By Yereth Rosen
ANCHORAGE (Reuters) - A large 7.0 magnitude earthquake struck early on Friday in waters 57 miles off the remote Alaska island of Adak, a former U.S. Navy station that is now a commercial fishing and maritime-service center, according to the U.S. Geological Survey.
There were no initial reports of damage, and the West Coast and Alaska Tsunami Warning Center said there was no tsunami watch, warning or advisory in effect.
"At this point, we've seen no ocean-surface disturbance," said Bill Knight, a scientist at the tsunami warning center in Palmer, Alaska. While no tsunami was expected, he said scientists were still monitoring the area for any earthquake-induced waves.
The earthquake, which struck at 8:25 a.m. Alaska Daylight Time, was strongly felt in Adak, about 1,300 miles southwest of Anchorage, said City Manager Layton Lockett.
"It was kind of hard to miss," Lockett said. "The strangest thing about this one was its length in time. I think people actually had time to get out of bed to see what was going on."
A magnitude 7 earthquake is likely to produce shaking that lasts 20 to 30 seconds, although it could last longer depending on local tectonics, Knight said.

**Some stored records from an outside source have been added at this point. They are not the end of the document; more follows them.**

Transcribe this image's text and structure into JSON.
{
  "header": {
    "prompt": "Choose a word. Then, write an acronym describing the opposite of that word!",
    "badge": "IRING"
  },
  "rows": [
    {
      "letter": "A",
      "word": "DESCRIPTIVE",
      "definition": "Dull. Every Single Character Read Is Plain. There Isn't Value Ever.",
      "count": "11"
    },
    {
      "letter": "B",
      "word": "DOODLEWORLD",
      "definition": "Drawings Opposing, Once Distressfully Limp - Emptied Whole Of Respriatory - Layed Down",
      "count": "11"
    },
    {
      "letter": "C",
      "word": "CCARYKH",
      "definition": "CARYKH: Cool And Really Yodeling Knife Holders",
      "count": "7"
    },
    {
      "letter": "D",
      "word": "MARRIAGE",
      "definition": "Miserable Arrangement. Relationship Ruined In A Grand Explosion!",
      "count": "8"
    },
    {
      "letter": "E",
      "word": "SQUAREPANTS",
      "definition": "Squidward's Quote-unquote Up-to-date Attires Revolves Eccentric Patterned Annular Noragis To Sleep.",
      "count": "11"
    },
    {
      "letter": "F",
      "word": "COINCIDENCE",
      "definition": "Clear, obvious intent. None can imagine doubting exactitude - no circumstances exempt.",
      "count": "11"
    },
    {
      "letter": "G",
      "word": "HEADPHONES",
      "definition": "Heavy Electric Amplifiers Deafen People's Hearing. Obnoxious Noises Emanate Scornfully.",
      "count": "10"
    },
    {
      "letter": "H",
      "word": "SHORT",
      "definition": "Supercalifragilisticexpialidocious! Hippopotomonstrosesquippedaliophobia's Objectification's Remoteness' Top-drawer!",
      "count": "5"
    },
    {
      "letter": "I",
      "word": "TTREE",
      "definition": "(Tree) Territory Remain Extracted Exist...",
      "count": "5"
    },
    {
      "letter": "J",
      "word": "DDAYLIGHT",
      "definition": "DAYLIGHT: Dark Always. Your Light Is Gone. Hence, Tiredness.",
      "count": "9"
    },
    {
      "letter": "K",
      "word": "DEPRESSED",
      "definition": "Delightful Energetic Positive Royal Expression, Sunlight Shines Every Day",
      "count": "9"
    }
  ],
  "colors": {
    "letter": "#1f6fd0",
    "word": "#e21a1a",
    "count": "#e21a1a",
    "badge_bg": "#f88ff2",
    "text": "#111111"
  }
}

A public radio station in Unalaska/Dutch Harbor, KUCB, interviewed a woman in Adak who said she timed the temblor at 40 seconds. The earthquake was followed by about 10 aftershocks of magnitude 3.5 or higher, Knight said.
Most structures in Adak can withstand earthquakes and other forces of nature, and any damage would likely be limited to water pipes and similar facilities that have yet to be fully examined, Lockett said.

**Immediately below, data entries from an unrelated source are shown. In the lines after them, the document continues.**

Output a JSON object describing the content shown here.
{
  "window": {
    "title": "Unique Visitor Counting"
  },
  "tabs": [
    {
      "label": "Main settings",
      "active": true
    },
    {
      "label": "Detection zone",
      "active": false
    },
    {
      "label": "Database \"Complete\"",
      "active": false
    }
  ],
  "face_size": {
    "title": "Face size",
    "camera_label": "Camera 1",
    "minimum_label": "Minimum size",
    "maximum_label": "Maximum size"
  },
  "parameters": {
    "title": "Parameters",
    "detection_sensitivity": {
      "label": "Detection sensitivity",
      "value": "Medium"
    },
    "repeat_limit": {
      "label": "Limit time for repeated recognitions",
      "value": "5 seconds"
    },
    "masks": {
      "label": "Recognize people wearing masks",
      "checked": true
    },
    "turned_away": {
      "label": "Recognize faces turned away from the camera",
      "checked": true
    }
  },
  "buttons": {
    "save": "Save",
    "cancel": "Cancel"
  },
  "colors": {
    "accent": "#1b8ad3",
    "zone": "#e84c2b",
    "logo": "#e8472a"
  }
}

"Generally, the buildings are built really strong. We do live on a volcano," he said of the town, which state records indicate has 321 residents.
There are two volcanoes on Adak Island, along with remnants of a third volcano, according to the Alaska Volcano Observatory.

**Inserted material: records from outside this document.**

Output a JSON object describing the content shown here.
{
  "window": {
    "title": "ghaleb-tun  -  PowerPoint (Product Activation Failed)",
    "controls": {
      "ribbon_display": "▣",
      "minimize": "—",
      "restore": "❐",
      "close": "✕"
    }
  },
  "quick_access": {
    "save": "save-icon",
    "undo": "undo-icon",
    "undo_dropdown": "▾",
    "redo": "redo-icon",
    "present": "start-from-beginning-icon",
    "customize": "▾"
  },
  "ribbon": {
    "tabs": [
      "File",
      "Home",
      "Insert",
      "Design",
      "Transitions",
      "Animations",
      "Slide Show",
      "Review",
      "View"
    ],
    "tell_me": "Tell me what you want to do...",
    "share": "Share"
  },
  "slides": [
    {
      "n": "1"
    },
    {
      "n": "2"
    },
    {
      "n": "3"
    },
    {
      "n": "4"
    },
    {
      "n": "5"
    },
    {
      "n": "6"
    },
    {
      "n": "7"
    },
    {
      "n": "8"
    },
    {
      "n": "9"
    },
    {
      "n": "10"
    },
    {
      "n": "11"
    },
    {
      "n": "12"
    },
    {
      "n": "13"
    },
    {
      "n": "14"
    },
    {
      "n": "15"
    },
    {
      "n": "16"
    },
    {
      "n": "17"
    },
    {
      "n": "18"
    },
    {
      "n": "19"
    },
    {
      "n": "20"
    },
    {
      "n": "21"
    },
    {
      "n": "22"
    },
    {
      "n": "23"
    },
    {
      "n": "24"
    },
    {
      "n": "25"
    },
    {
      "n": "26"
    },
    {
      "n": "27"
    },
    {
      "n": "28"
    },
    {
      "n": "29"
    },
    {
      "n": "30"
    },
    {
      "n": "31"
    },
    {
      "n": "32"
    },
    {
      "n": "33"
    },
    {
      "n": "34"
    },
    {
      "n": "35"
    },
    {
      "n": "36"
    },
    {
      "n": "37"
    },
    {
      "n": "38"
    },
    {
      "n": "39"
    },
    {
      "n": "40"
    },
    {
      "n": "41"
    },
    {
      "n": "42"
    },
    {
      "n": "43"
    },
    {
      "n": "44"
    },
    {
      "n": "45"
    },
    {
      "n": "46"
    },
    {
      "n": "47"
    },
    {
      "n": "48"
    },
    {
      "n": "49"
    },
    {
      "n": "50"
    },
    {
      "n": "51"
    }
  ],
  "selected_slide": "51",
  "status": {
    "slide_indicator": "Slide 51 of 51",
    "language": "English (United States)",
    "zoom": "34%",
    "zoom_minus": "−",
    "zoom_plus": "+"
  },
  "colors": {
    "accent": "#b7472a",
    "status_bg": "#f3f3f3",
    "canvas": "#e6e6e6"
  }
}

The quake was also felt in Atka, a tiny Aleutian Island Native Aleut village 65 miles northeast of the quake's center, where Knight said callers reported "strong shaking" but no damage.
(Additional reporting by Bill Rigby in Seattle; Editing by Cynthia Johnston, Bernadette Baum and Andrew Hay)
- Natural Phenomena
- Nature & Environment
- Bill Knight